2:45 p.m. on a Saturday: the bright yoga room filled with 17 bouncing little girls, jumping, yelling, giggling, scurrying around to find their yoga mats and a place on the floor as close to the teacher as possible (some things never change!) Kaylee was front and center, as any birthday girl should be. Somehow, I managed to bring their busy bodies to “easy pose” at the front of their mats – still restless and excited, of course. I asked the obvious question, “Have any of you ever practiced yoga?” Wildness ensued. Their arms and legs were thrashing, eyeballs popping, the “ooh, me, me, me’s” filled the room.
Once we established their yoga status, I attempted to explain what the word “yoga” truly means, in ten words or less. We also talked about the many benefits of practicing yoga. They were on it, with their enthusiastic input: it makes you strong and flexible, helps you relax, helps you breathe, helps you be a good listener, makes you feel better, feel happy, be good, like yourself better, be nicer to people, teaches you to take good care of yourself and to be kind to others. Each little yogi in the making offered a beautiful explanation.

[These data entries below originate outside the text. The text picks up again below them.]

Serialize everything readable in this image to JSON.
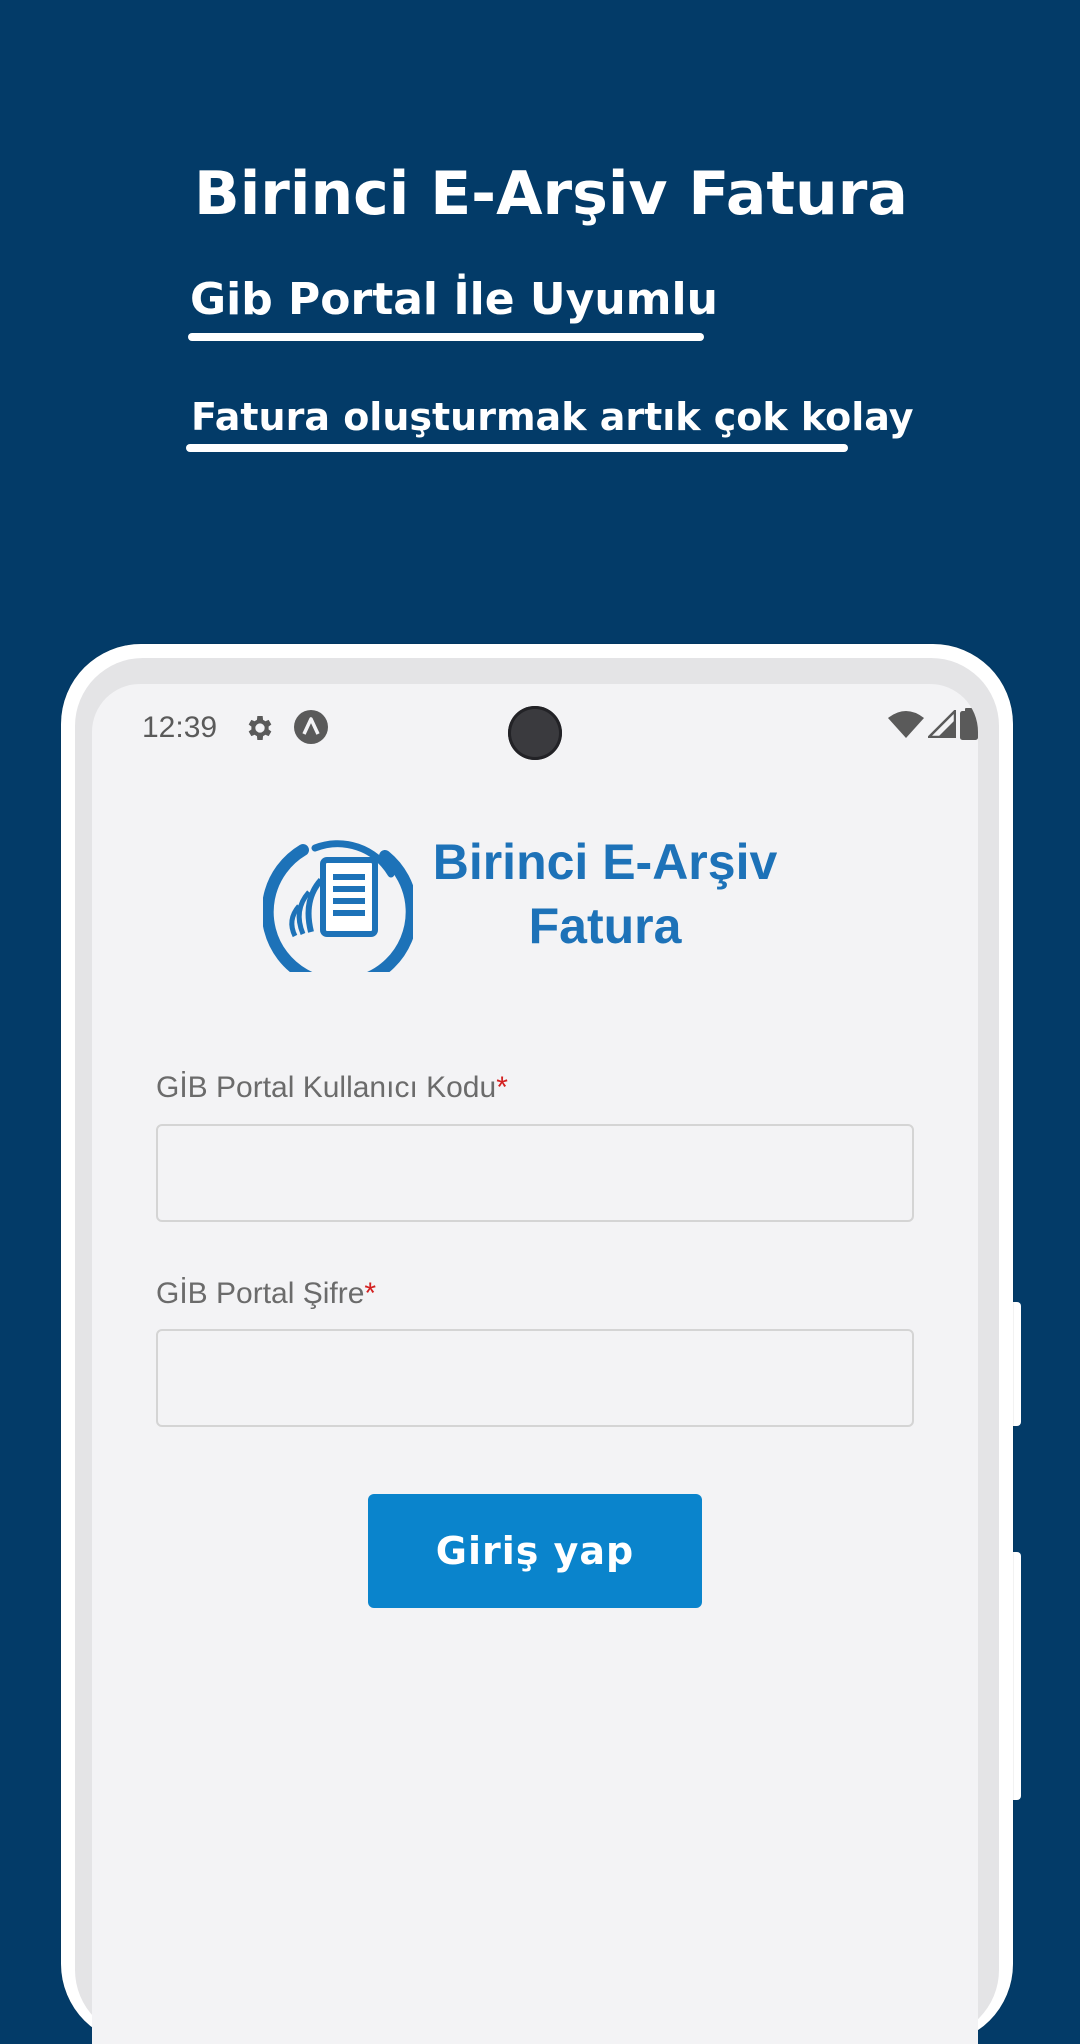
{
  "promo": {
    "title": "Birinci E-Arşiv Fatura",
    "subtitle1": "Gib Portal İle Uyumlu",
    "subtitle2": "Fatura oluşturmak artık çok kolay"
  },
  "status_bar": {
    "time": "12:39",
    "icons": [
      "gear-icon",
      "a-badge-icon",
      "wifi-icon",
      "signal-icon",
      "battery-icon"
    ]
  },
  "logo": {
    "line1": "Birinci E-Arşiv",
    "line2": "Fatura"
  },
  "form": {
    "username_label": "GİB Portal Kullanıcı Kodu",
    "password_label": "GİB Portal Şifre",
    "required_mark": "*",
    "username_value": "",
    "password_value": "",
    "login_label": "Giriş yap"
  },
  "colors": {
    "background": "#033b68",
    "primary_button": "#0a84cc",
    "logo_blue": "#1d72b8",
    "required": "#d32020"
  }
}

Without warning, I quietly popped myself into a handstand. “Wooowwww….”I can do that, I can’t do that, that’s scary, I’m afraid I might hurt myself, no way, my mom says I can’t do that, I’m scared, I don’t want to try a headstand, I’m not doing that, I’m not strong enough, will you help us? Will you teach us?” PLEASE! Their brightness and energy made my body and soul smile. Through all the noise and excitement I sensed their fear.
We paused for a few minutes, sat in a circle holding hands and talked about their fears. They took turns expressing themselves. I responded, “I understand that you are afraid; it’s okay. It’s also okay to try even though you feel scared.” I asked them to close their eyes and imagine themselves in a handstand, feet to the sky, tumbling down with laughter and trying again and again. We headed back to the wall with our mats and began again; this time with fresh confidence. I helped everyone into a handstand, even picked a few of them up by their feet, hanging them upside down. Everyone watched, clapped and yayed for each other. It was an extraordinary experience! Then, we cranked up Lady Gaga and broke out into wild dancter (laugh + dance). Such fun we had on this day!
Back to the mats, I instructed them to try a few yoga push-ups; as they must learn young. They couldn’t believe my request BUT they all tried and did it. I yayed and jumped up and down this time!
We were all exhausted. Time to rest. Shivasana. Seventeen precious and very exhausted happy bodies spread out on the floor. I was amazed by their quiet, now very calm souls. “‘Just close your eyes, let your body melt like the snow on a sunny day. Now go to your favorite place in the world — and rest! ” Absolute stillness and joy filled the room. There in front of me lay the most beautiful little souls I had ever seen.
A huge group hug, gratitude and giggles followed by lots of hand clapping concluded our yoga party. Then, off to Stroh’s for a brilliant finish to a brilliant afternoon! I went from yikes to one of my best and most cherished days ever! And, I can’t wait to do it again. Namaste.